(Web page and app entries)
%%

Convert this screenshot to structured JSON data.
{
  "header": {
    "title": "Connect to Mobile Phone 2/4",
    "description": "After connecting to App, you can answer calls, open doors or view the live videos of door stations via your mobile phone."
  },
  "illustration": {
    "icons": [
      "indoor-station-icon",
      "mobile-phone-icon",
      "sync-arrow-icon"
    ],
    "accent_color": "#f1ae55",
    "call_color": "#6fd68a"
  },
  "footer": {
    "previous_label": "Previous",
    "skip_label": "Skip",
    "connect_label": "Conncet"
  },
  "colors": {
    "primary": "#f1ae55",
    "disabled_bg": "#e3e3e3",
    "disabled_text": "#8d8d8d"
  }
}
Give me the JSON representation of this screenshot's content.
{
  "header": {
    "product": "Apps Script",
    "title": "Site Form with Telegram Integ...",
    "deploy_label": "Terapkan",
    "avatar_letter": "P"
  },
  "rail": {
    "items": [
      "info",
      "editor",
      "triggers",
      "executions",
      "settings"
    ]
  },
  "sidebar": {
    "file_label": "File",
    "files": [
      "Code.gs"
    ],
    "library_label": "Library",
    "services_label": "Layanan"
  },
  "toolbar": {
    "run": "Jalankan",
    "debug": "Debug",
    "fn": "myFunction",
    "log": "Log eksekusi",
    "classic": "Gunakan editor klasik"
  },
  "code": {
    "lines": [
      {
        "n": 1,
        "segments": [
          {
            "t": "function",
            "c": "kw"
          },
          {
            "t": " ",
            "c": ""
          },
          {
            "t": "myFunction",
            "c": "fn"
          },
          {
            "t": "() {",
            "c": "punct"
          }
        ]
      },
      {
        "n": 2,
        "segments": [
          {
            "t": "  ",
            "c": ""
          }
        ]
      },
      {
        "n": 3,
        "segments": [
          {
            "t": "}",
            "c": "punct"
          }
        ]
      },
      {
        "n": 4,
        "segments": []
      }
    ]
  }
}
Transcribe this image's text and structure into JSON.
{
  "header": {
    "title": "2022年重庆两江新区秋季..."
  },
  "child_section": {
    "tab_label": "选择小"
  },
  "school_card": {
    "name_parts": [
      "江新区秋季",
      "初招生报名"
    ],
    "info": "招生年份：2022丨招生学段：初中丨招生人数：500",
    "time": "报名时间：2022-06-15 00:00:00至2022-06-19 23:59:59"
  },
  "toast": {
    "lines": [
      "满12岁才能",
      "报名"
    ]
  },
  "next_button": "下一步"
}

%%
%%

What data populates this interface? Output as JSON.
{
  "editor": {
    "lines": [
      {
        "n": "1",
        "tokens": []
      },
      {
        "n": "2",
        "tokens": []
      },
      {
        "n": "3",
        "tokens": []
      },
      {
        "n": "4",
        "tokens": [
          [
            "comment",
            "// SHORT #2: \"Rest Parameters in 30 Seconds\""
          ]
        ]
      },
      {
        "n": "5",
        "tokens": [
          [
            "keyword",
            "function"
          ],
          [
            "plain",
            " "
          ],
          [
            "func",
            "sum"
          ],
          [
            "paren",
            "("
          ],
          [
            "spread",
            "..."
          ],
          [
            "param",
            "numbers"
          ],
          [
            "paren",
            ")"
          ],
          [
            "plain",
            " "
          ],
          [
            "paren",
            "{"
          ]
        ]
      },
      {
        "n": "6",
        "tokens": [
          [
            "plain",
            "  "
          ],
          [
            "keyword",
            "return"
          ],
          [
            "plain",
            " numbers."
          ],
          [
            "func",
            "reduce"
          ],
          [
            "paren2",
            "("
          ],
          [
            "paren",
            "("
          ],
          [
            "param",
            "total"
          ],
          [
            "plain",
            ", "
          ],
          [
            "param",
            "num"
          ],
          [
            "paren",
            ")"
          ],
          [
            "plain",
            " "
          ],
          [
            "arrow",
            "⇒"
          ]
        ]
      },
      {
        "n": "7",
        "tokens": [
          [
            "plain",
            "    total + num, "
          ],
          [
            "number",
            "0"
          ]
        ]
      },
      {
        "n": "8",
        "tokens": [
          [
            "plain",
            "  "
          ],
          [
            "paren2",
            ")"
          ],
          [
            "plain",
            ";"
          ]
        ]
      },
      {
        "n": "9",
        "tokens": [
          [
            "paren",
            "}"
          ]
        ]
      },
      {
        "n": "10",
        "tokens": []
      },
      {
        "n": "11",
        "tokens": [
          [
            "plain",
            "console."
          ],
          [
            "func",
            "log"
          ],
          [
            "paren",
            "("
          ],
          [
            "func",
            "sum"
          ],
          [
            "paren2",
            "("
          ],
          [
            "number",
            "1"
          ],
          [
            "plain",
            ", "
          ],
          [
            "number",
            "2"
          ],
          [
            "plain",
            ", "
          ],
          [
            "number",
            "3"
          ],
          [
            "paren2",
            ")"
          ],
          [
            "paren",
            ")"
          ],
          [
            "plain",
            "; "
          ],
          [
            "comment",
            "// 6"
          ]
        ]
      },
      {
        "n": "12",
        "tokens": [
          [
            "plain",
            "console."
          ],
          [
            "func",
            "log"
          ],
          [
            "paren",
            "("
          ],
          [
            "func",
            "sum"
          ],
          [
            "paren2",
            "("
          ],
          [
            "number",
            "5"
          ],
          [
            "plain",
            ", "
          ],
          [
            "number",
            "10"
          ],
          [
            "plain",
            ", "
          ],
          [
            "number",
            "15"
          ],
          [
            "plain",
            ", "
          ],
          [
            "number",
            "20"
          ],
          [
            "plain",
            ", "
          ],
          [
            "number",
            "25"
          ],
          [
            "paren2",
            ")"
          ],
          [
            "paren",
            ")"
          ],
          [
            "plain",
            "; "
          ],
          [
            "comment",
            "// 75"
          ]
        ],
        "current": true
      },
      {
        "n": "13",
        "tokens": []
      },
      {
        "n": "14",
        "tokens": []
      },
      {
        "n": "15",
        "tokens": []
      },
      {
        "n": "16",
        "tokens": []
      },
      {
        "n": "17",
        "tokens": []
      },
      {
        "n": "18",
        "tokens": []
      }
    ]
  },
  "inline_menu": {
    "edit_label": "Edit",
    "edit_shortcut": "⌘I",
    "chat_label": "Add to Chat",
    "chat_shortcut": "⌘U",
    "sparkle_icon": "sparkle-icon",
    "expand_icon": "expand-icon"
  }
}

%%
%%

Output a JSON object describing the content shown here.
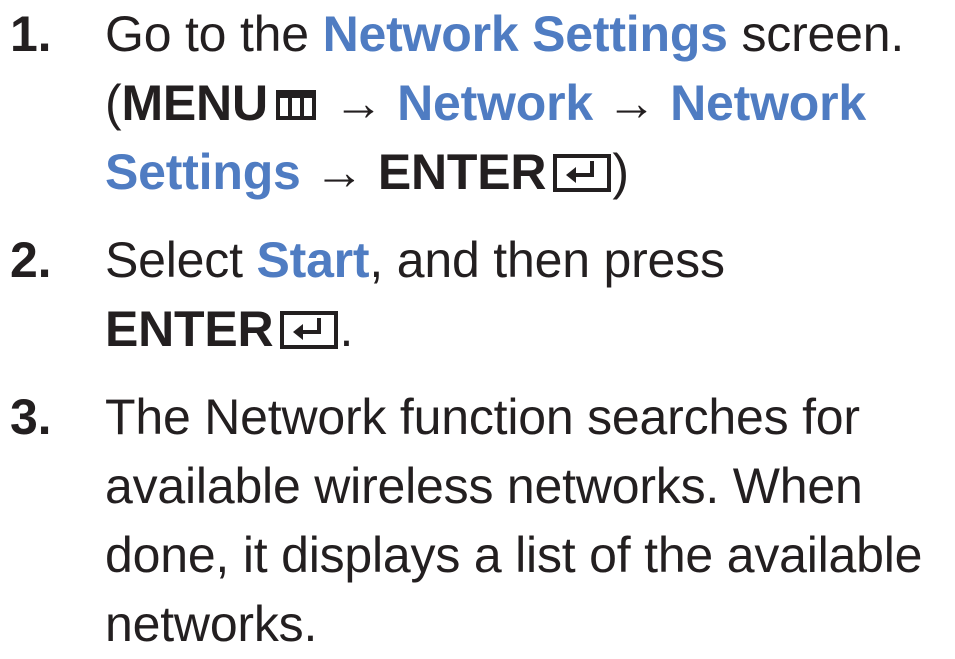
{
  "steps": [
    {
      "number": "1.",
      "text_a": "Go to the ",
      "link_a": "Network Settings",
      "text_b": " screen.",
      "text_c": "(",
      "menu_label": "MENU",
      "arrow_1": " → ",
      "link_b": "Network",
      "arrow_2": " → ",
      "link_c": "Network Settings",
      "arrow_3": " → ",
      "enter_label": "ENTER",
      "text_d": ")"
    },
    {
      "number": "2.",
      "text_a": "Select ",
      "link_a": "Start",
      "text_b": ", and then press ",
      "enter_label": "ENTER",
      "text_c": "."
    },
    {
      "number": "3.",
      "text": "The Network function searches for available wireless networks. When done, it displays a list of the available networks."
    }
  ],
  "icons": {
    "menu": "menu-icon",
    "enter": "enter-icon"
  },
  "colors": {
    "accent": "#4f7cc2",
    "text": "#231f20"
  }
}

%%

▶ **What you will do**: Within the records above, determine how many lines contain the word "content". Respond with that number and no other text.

▶ **Solution for this exercise**: 2